Descartes, and many of the other great epistemologists of the modern period, looked to epistemology to put science and intellectual inquiry generally on a secure foundation. Epistemology’s role was to provide assurances of the reliability of properly conducted inquiry. Indeed, its role was nothing less than to be czar of the sciences and of intellectual inquiry in general. This conception of epistemology is now almost universally regarded as overly grandiose. Nonetheless, Descartes and the other great epistemologists of the modern era (...) were not completely mistaken. Epistemology does have a foundational role to play, but not that of a guarantor of knowledge. Its role, rather, is the less flamboyant but nonetheless theoretically crucial one of providing a philosophically respectable foundation for a general theory of rationality. (shrink)

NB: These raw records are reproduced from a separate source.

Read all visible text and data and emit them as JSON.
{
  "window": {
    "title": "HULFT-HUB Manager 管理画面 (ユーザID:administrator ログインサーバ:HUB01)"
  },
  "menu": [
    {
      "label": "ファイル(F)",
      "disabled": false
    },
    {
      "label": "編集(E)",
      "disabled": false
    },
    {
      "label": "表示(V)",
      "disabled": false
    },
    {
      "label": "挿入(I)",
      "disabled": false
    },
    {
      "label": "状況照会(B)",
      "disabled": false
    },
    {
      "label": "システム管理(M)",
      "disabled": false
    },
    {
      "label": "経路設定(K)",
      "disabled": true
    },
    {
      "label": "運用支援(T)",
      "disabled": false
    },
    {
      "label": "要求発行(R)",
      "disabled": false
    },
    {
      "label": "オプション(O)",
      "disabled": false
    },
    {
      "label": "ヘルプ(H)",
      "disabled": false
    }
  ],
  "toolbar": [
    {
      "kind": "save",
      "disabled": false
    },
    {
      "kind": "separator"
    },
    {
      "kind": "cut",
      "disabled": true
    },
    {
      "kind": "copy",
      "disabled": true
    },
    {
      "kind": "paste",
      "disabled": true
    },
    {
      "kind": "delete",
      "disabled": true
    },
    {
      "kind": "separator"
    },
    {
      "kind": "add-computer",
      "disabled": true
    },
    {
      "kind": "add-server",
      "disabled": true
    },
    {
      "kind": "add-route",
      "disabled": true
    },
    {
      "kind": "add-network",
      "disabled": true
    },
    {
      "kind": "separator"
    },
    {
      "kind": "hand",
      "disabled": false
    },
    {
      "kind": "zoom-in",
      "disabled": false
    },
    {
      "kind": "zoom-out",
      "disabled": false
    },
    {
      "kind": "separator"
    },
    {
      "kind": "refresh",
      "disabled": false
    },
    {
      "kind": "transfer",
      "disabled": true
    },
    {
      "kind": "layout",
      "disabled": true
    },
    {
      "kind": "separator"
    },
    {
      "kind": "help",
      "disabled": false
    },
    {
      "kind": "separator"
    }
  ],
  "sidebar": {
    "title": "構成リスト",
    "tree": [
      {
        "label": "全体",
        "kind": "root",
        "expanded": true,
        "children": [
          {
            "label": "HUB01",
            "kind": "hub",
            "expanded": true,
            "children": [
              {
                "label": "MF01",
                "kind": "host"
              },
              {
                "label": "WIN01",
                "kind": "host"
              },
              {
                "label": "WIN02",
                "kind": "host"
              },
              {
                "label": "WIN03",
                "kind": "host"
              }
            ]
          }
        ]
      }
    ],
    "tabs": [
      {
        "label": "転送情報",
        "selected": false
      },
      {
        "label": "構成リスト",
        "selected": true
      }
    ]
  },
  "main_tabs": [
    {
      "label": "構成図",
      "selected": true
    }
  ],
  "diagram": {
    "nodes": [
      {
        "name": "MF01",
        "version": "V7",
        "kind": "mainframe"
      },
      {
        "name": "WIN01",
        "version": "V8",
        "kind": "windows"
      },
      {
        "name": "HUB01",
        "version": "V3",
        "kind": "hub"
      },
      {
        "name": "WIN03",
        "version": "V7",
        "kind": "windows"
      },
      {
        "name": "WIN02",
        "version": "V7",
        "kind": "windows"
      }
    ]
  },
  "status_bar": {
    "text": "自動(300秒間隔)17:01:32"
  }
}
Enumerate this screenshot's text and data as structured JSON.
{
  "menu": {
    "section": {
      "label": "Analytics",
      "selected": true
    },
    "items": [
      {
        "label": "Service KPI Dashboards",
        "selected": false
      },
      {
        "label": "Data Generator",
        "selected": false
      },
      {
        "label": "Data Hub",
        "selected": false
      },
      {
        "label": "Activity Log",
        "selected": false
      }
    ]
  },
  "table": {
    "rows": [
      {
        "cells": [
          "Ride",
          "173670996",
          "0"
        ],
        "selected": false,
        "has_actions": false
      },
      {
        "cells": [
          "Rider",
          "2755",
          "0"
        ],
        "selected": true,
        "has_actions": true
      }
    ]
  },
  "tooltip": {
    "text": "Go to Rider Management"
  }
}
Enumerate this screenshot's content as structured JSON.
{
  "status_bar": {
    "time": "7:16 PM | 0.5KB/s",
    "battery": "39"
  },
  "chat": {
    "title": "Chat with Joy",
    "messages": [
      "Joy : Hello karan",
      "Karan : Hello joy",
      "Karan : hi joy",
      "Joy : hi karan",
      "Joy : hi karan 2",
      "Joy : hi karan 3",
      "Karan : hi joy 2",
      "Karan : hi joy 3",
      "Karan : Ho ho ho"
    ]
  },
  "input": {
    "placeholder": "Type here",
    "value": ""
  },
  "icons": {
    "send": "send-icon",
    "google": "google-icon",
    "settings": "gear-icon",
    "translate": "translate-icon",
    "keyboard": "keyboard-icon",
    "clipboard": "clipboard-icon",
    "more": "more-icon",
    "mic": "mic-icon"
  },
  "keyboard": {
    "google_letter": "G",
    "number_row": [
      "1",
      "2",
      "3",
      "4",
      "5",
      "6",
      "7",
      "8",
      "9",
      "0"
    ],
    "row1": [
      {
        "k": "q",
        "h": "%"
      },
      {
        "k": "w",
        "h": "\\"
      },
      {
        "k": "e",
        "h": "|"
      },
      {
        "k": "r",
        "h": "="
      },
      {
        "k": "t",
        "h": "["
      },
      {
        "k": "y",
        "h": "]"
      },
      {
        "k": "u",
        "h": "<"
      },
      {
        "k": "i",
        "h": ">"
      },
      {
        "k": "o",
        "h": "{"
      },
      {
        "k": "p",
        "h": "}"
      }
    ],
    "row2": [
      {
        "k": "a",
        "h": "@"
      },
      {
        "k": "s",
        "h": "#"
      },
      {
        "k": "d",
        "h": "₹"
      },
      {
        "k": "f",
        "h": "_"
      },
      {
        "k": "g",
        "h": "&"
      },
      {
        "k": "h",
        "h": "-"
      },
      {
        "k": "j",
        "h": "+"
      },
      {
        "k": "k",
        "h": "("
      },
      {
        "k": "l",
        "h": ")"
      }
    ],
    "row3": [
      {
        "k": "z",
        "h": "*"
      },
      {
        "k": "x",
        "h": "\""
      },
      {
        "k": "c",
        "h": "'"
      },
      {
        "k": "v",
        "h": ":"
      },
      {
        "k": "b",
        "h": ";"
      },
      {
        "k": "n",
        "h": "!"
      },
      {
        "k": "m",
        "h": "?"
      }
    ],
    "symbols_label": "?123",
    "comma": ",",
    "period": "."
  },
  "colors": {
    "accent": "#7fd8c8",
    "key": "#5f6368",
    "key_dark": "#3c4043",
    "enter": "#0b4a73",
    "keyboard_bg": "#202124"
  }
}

In this new book, Foley defends an epistemology that takes seriously the perspectives of individual thinkers. He argues that having rational opinions is a matter of meeting our own internal standards rather than standards that are somehow imposed upon us from the outside. It is a matter of making ourselves invulnerable to intellectual self-criticism. Foley also shows how the theory of rational belief is part of a general theory of rationality. He thus avoids treating the rationality of belief as a (...) fundamentally different kind of phenomenon from the rationality of decision or action. His approach generates promising suggestions about a wide range of issues--e.g., the distinction between epistemic and non-epistemic reasons for belief; the question of what aspects of the Cartesian project are still worth doing; the significance of simplicity and other theoretical virtues; the relevance of skeptical hypotheses; the difference between a theory of rational belief and a theory of knowledge; the difference between a theory of rational belief and a theory of rational degrees of belief; and the limits of idealization in epistemology. (shrink)
There is a puzzle that is faced by every philosophical account of rational belief, rational strategy, rational planning or whatever. I describe this puzzle, examine Richard Fumerton’s proposed solution to it and then go on to sketch my own preferred solution.
What is illegal behavior? An intuitively plausible answer is that illegal behavior is behavior which the government discourages by the use of coercion. Although such coercion theories are generally out of favor today, the usual objections to such a theory can be plausibly answered, and moreover the theory has significant advantages over other ways of understanding the notion of illegal behavior.